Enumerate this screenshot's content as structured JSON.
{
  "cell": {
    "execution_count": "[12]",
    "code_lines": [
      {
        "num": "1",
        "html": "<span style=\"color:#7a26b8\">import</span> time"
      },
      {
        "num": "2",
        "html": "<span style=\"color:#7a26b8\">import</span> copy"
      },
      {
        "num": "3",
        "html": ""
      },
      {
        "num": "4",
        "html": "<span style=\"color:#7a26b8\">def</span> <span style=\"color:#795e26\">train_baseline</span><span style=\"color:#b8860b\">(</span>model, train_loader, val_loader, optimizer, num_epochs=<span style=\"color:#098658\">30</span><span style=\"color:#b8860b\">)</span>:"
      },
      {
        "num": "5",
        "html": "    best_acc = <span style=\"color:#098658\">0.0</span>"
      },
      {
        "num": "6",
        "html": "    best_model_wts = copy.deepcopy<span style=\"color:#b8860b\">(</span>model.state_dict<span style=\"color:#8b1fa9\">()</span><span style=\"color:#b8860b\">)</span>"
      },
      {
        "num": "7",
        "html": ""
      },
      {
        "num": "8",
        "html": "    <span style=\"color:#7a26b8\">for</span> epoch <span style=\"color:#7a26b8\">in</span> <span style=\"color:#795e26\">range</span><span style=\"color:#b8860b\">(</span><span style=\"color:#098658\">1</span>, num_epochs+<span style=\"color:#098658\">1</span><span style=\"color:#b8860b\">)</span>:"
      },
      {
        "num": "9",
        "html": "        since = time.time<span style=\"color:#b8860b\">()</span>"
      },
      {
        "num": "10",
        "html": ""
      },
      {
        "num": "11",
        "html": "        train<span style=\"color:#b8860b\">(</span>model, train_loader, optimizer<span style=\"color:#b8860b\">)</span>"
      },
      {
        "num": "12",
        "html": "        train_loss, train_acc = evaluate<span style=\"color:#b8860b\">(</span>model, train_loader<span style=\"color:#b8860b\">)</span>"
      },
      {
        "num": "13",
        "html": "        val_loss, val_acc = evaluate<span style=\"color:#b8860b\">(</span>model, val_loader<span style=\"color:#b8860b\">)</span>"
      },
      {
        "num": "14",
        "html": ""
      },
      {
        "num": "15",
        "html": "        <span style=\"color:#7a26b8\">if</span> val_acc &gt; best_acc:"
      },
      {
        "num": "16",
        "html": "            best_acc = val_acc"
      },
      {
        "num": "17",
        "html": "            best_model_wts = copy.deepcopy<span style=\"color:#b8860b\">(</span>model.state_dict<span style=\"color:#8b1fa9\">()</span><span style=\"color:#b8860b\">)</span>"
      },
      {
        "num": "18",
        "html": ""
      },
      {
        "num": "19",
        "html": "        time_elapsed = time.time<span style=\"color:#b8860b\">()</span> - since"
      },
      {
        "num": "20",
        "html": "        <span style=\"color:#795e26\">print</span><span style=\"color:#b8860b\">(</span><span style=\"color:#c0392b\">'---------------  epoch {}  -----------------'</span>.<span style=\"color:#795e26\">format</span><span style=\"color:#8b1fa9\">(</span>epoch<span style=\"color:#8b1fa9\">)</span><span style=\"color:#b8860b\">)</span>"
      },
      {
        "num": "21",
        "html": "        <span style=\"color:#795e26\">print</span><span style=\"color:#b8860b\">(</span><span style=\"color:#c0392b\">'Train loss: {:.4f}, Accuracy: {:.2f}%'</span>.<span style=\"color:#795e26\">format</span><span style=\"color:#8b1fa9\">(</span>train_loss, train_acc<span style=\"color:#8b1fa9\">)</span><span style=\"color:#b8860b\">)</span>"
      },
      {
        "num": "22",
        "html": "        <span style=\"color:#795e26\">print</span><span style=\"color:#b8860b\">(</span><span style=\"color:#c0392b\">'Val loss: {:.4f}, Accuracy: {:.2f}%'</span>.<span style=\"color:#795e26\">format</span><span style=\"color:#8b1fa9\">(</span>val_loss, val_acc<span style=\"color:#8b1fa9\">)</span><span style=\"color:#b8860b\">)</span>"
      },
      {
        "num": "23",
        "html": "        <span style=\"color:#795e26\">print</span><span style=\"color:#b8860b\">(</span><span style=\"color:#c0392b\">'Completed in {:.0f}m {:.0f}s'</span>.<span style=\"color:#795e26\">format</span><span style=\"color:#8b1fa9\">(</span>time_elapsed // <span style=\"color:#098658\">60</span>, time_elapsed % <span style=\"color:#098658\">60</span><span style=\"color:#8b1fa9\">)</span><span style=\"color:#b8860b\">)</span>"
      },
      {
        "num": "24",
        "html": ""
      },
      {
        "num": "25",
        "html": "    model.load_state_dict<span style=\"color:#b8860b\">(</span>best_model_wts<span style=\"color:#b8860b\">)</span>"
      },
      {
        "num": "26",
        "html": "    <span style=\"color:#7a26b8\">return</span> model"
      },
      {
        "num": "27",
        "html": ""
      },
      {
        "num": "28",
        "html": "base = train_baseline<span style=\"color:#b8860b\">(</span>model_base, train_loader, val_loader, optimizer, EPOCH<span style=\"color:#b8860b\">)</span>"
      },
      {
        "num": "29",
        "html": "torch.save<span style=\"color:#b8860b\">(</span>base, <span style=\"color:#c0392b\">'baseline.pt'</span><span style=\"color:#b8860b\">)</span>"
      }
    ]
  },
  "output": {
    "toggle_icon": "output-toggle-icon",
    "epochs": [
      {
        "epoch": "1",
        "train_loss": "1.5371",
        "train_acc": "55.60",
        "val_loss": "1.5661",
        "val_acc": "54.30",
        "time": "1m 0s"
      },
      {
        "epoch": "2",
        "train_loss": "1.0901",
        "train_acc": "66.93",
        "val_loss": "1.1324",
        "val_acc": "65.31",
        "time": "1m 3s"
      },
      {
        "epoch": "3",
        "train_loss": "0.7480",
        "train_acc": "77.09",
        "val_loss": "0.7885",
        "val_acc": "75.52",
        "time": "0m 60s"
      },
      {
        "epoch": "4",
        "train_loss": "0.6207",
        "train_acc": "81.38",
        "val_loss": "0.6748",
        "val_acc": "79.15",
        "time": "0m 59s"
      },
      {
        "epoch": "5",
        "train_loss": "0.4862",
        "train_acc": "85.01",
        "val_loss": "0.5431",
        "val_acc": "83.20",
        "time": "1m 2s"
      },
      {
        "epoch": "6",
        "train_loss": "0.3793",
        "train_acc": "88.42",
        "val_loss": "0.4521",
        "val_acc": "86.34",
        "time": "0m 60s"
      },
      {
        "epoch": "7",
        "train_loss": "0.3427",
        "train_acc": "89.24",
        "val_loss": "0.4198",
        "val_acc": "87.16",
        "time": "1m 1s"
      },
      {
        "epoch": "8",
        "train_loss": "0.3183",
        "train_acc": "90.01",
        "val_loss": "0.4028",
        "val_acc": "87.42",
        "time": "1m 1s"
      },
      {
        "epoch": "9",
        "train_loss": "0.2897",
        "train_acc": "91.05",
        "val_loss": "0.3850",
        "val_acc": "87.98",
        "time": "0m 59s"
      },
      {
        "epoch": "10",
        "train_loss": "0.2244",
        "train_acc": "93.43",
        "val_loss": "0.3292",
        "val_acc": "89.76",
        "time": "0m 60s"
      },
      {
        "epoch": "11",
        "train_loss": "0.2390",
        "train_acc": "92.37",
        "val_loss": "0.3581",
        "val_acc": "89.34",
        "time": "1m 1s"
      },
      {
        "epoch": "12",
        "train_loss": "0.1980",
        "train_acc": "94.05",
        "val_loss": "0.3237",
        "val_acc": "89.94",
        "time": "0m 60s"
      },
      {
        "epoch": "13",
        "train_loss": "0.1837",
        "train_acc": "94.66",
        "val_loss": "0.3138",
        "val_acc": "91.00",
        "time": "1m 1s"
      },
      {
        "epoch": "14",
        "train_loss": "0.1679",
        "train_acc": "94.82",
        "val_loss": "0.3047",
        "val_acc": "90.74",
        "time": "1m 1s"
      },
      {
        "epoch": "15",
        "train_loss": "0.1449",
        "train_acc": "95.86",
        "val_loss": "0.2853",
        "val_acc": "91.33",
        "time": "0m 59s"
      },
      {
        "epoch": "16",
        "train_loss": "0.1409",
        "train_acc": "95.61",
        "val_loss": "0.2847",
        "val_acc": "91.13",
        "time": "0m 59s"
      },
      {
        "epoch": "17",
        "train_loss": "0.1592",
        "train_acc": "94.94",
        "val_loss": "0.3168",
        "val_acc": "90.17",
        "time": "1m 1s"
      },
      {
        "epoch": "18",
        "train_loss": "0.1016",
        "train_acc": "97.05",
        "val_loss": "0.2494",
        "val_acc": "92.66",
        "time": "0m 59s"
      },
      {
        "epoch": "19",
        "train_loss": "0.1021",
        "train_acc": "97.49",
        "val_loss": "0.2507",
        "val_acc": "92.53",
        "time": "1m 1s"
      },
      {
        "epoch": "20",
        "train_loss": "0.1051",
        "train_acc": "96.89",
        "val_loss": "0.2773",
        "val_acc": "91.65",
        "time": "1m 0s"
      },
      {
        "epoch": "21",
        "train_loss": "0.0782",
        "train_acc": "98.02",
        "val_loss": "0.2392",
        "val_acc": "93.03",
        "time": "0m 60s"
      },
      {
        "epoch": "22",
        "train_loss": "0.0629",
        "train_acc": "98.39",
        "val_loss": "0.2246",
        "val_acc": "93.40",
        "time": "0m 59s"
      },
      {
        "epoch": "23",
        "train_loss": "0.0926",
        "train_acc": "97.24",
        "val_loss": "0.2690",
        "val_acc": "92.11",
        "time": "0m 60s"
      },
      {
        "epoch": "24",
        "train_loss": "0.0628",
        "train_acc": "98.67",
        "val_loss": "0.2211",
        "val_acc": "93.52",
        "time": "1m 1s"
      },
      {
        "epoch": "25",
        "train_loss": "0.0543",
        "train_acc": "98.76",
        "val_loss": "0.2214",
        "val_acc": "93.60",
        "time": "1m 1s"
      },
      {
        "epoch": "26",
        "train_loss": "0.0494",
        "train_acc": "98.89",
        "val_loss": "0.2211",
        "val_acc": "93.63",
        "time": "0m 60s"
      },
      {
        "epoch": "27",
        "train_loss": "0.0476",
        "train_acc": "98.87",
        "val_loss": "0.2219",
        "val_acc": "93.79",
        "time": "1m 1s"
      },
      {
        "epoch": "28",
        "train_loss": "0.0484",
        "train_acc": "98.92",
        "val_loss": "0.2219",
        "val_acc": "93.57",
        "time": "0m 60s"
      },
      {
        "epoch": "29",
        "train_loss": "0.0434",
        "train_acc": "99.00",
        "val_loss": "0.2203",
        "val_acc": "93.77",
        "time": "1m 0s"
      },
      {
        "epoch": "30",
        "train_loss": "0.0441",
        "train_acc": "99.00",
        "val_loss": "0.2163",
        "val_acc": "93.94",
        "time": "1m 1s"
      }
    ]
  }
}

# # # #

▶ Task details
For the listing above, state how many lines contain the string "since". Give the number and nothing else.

▶ Answer for this exercise
2